Understanding Student Loans

Understanding Student Loans

Student loans have become a necessity for nearly all students in America. With tuition on the rise every year, it’s no wonder that, according the American Student Assistance website, out of the 20 million Americans that attend college each year, 12 million of them will need to borrow annually to cover the cost. As it stands there are already 37 million people with student loans outstanding. With loans being so necessary to get higher education in America, it’s important to know what options are available to you if you. Here’s a little bit of information on each type of federal aid.

Stafford Loans

These are the most common type of student loans. A Stafford loan used to come in both subsidized and unsubsidized, the difference is that the latter starts to accrue interest as soon is the loans is paid to the student, rather than waiting until after the debtor has graduated. However, the loan now only comes in the unsubsidized form.

In order to qualify for a Stafford loan all you have to do is demonstrate a financial need. The easiest way to do this is to fill out a FAFSA form which is available at any college or university’s financial aid office.
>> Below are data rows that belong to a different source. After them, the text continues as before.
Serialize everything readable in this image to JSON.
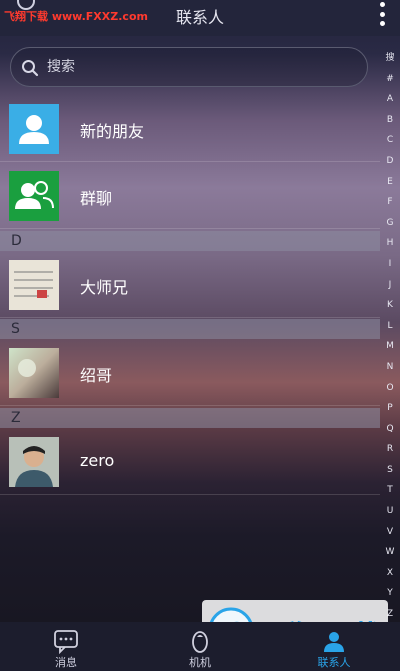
{
  "header": {
    "title": "联系人",
    "watermark": "飞翔下载 www.FXXZ.com"
  },
  "search": {
    "placeholder": "搜索"
  },
  "fixed_items": [
    {
      "name": "新的朋友",
      "icon": "new-friend-icon",
      "color": "#3aaee6"
    },
    {
      "name": "群聊",
      "icon": "group-chat-icon",
      "color": "#1a9f3f"
    }
  ],
  "sections": [
    {
      "letter": "D",
      "contacts": [
        {
          "name": "大师兄"
        }
      ]
    },
    {
      "letter": "S",
      "contacts": [
        {
          "name": "绍哥"
        }
      ]
    },
    {
      "letter": "Z",
      "contacts": [
        {
          "name": "zero"
        }
      ]
    }
  ],
  "alphabet": [
    "搜",
    "#",
    "A",
    "B",
    "C",
    "D",
    "E",
    "F",
    "G",
    "H",
    "I",
    "J",
    "K",
    "L",
    "M",
    "N",
    "O",
    "P",
    "Q",
    "R",
    "S",
    "T",
    "U",
    "V",
    "W",
    "X",
    "Y",
    "Z"
  ],
  "bottom_nav": [
    {
      "label": "消息",
      "icon": "message-icon",
      "active": false
    },
    {
      "label": "机机",
      "icon": "robot-icon",
      "active": false
    },
    {
      "label": "联系人",
      "icon": "contacts-icon",
      "active": true
    }
  ],
  "watermark_logo": {
    "text": "飞翔下载"
  },
  "colors": {
    "active": "#2aa4e8",
    "header_bg": "#23253b"
  }
}
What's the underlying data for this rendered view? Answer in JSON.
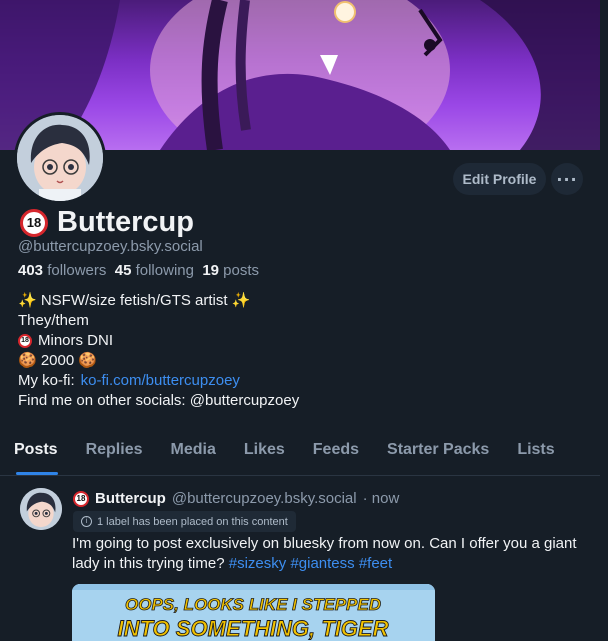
{
  "profile": {
    "display_name": "Buttercup",
    "badge": "18",
    "handle": "@buttercupzoey.bsky.social",
    "stats": {
      "followers": "403",
      "followers_label": "followers",
      "following": "45",
      "following_label": "following",
      "posts": "19",
      "posts_label": "posts"
    }
  },
  "actions": {
    "edit_profile": "Edit Profile",
    "more": "···"
  },
  "bio": {
    "line1": "✨ NSFW/size fetish/GTS artist ✨",
    "line2": "They/them",
    "line3": "Minors DNI",
    "line4": "🍪 2000 🍪",
    "line5_prefix": "My ko-fi: ",
    "line5_link": "ko-fi.com/buttercupzoey",
    "line6": "Find me on other socials: @buttercupzoey"
  },
  "tabs": [
    "Posts",
    "Replies",
    "Media",
    "Likes",
    "Feeds",
    "Starter Packs",
    "Lists"
  ],
  "active_tab": "Posts",
  "post": {
    "author": "Buttercup",
    "handle": "@buttercupzoey.bsky.social",
    "time": "· now",
    "label_notice": "1 label has been placed on this content",
    "text": "I'm going to post exclusively on bluesky from now on. Can I offer you a giant lady in this trying time? ",
    "tags": [
      "#sizesky",
      "#giantess",
      "#feet"
    ],
    "image_caption_line1": "OOPS, LOOKS LIKE I STEPPED",
    "image_caption_line2": "INTO SOMETHING, TIGER"
  },
  "colors": {
    "background": "#161e27",
    "accent": "#2f84e8",
    "link": "#3d8ef0",
    "muted": "#8c9aab"
  }
}
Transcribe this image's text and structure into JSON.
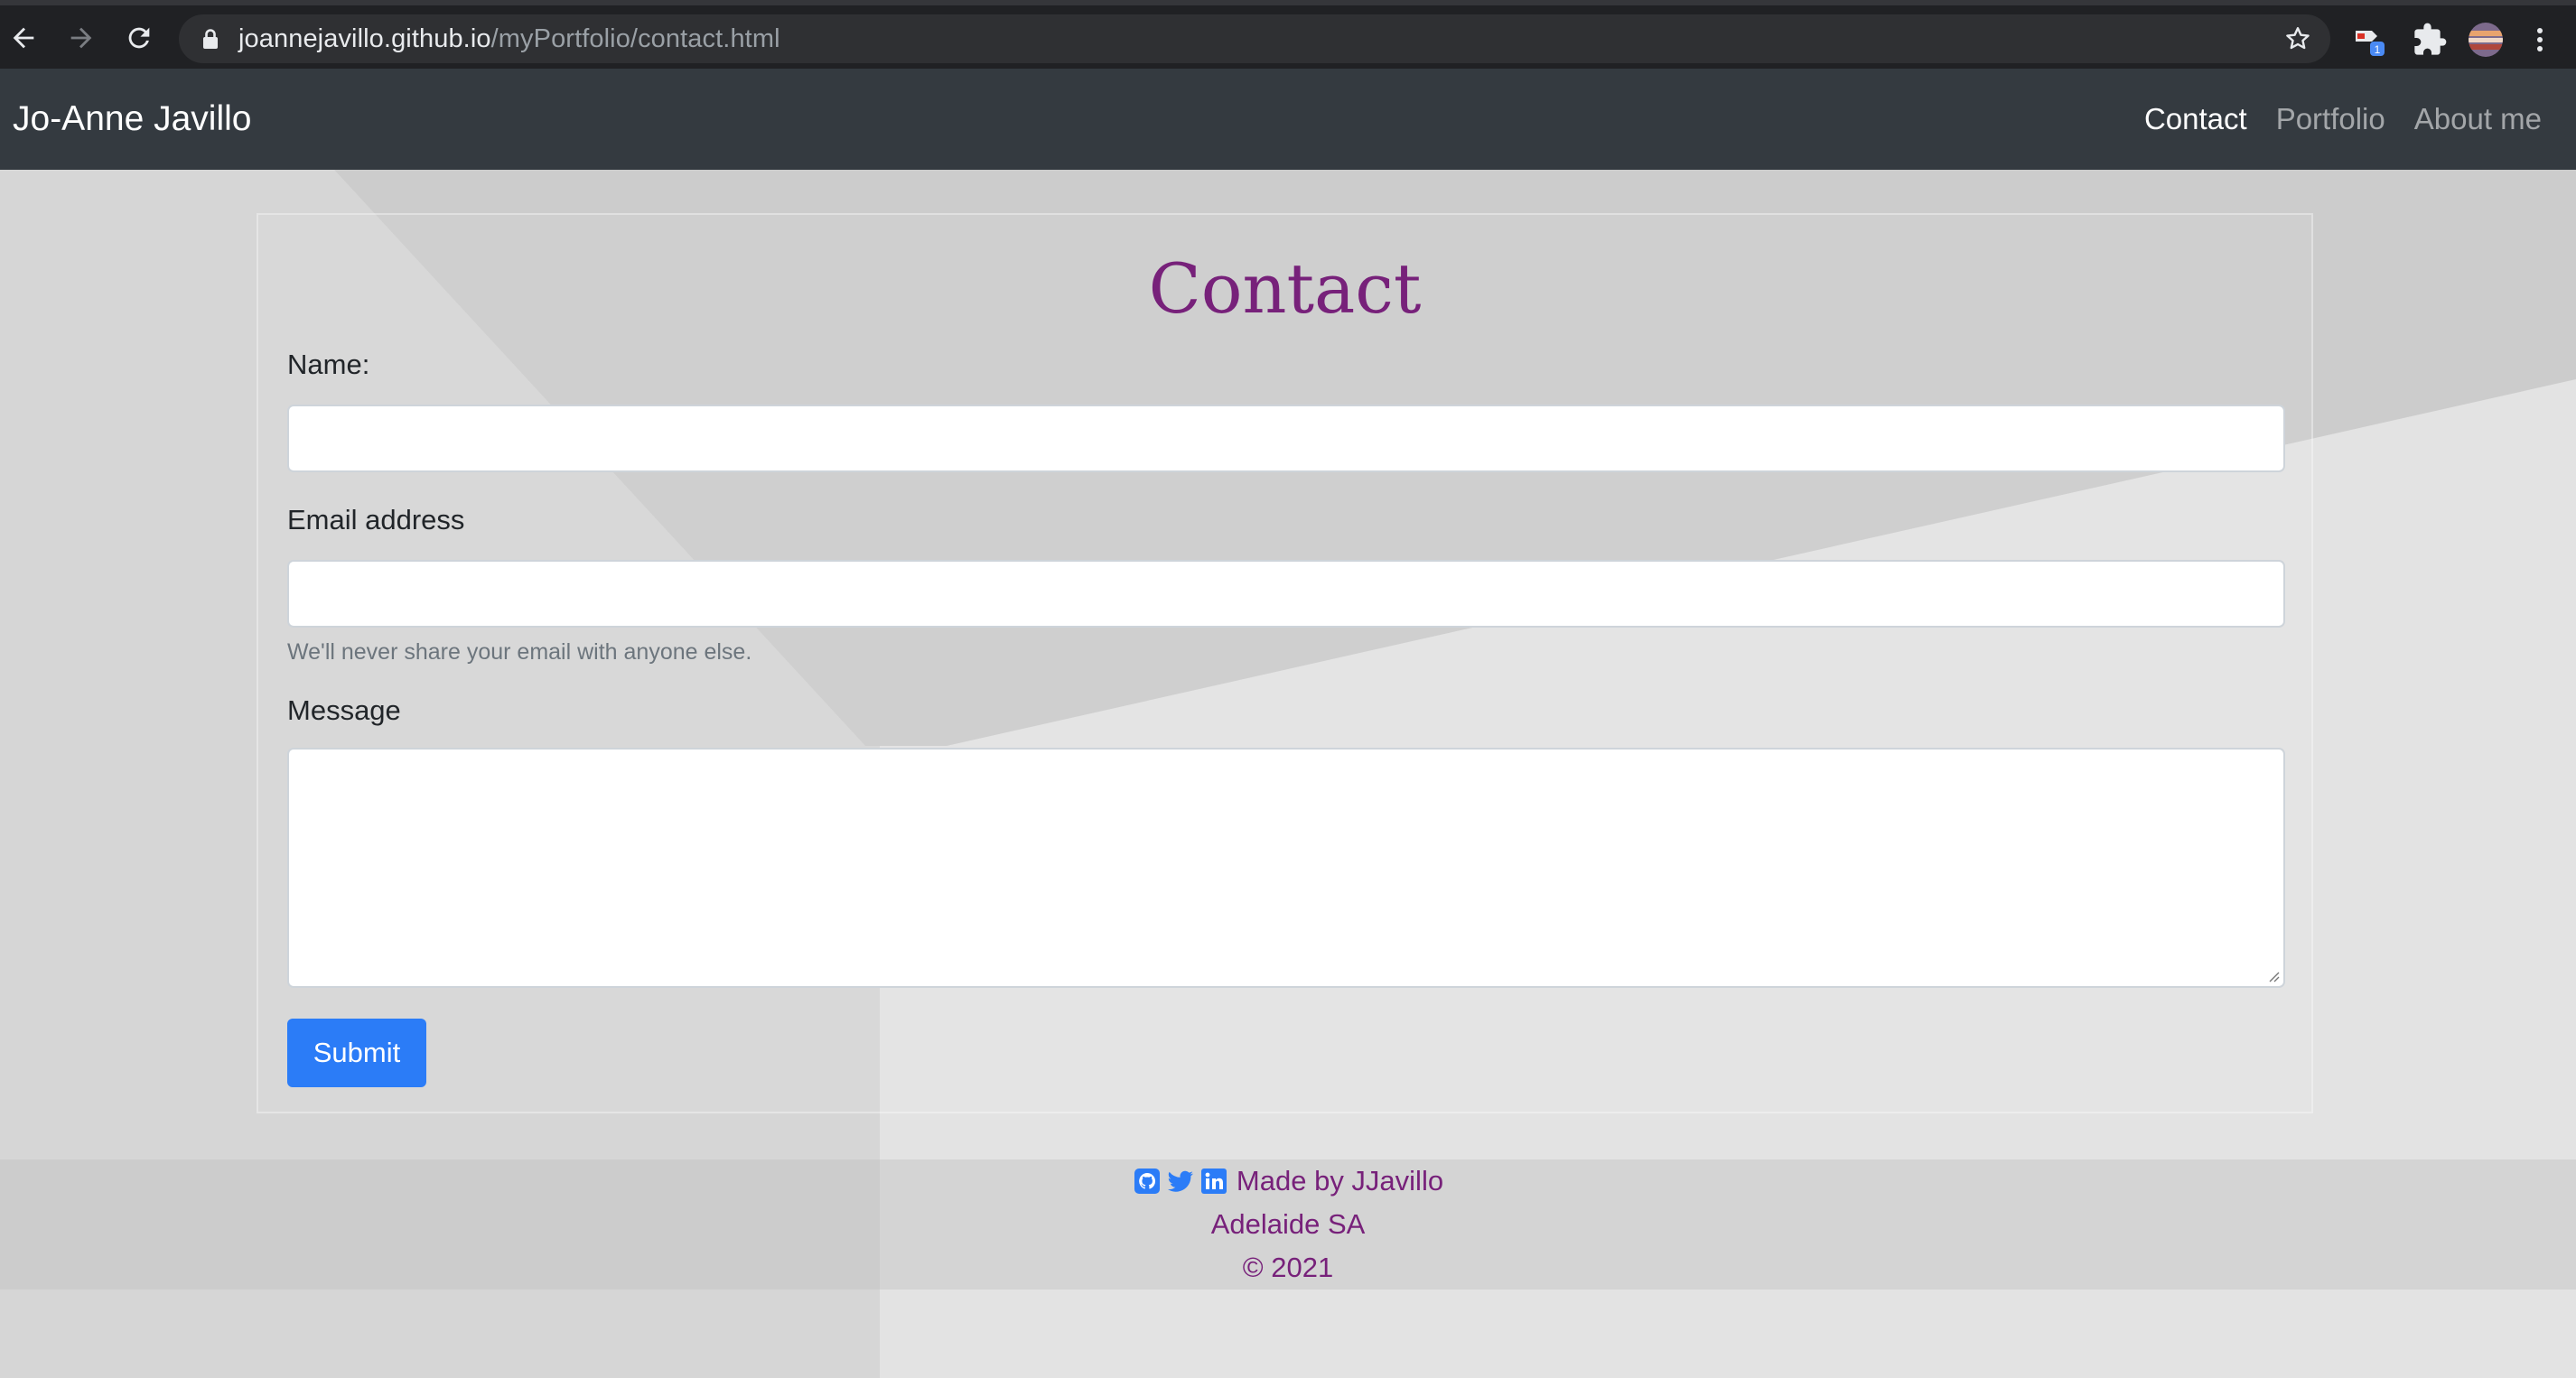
{
  "browser": {
    "url_host": "joannejavillo.github.io",
    "url_path": "/myPortfolio/contact.html",
    "extension_badge": "1"
  },
  "navbar": {
    "brand": "Jo-Anne Javillo",
    "links": [
      {
        "label": "Contact",
        "active": true
      },
      {
        "label": "Portfolio",
        "active": false
      },
      {
        "label": "About me",
        "active": false
      }
    ]
  },
  "form": {
    "title": "Contact",
    "name_label": "Name:",
    "name_value": "",
    "email_label": "Email address",
    "email_value": "",
    "email_help": "We'll never share your email with anyone else.",
    "message_label": "Message",
    "message_value": "",
    "submit_label": "Submit"
  },
  "footer": {
    "social_icons": [
      "github-icon",
      "twitter-icon",
      "linkedin-icon"
    ],
    "credit": "Made by JJavillo",
    "location": "Adelaide SA",
    "copyright": "© 2021"
  },
  "colors": {
    "navbar_bg": "#343a40",
    "accent_purple": "#77217a",
    "button_blue": "#2b7cf7",
    "social_blue": "#2b7cf7"
  }
}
This form will ask a few questions about the income of the debtor and the debtor’s parents in order to determine how much money the student can borrow.

Understanding Student Loans

Perkins Loans

These loans are administered by the school. These loans are most commonly reserved for students who exhibit an exceptional need when it comes to financial aid. Unlike the Stafford loans can take as long as 20 years to pay off, the Perkins loan is required to be paid off within 10 years of graduating. Also unlike the Stafford loan, this loan does not accrue interest while the student is in school, a grace period or some kind of deferment period.

PLUS Loans

The PLUS loan offers money to borrow which is not based on financial need. This kind of loan is available to natural and adoptive parents or stepparents. The only requirement is that they have their credit in good standing.  If they meet that requirement then they can borrow up to the total cost of attendance.

Consolidation Loans

If you already have student loans that you are working on paying off, especially if you have more than one of the loans listed here then it might be a good idea to consolidate the loans. What this program will do is offer a no limit loan for you to pay off your current loans. The consolidation loan will have a fixed interest rate. That rate is calculated by taking the weighted average of the interest rates on all your other student loans.

Even though the interest rates on most federal student loans are fixed, depending on the year in which you took out your loan it may have been lower. This is a great option if you have varying interest rates and are looking to lower your overall interest payments.

Exit mobile version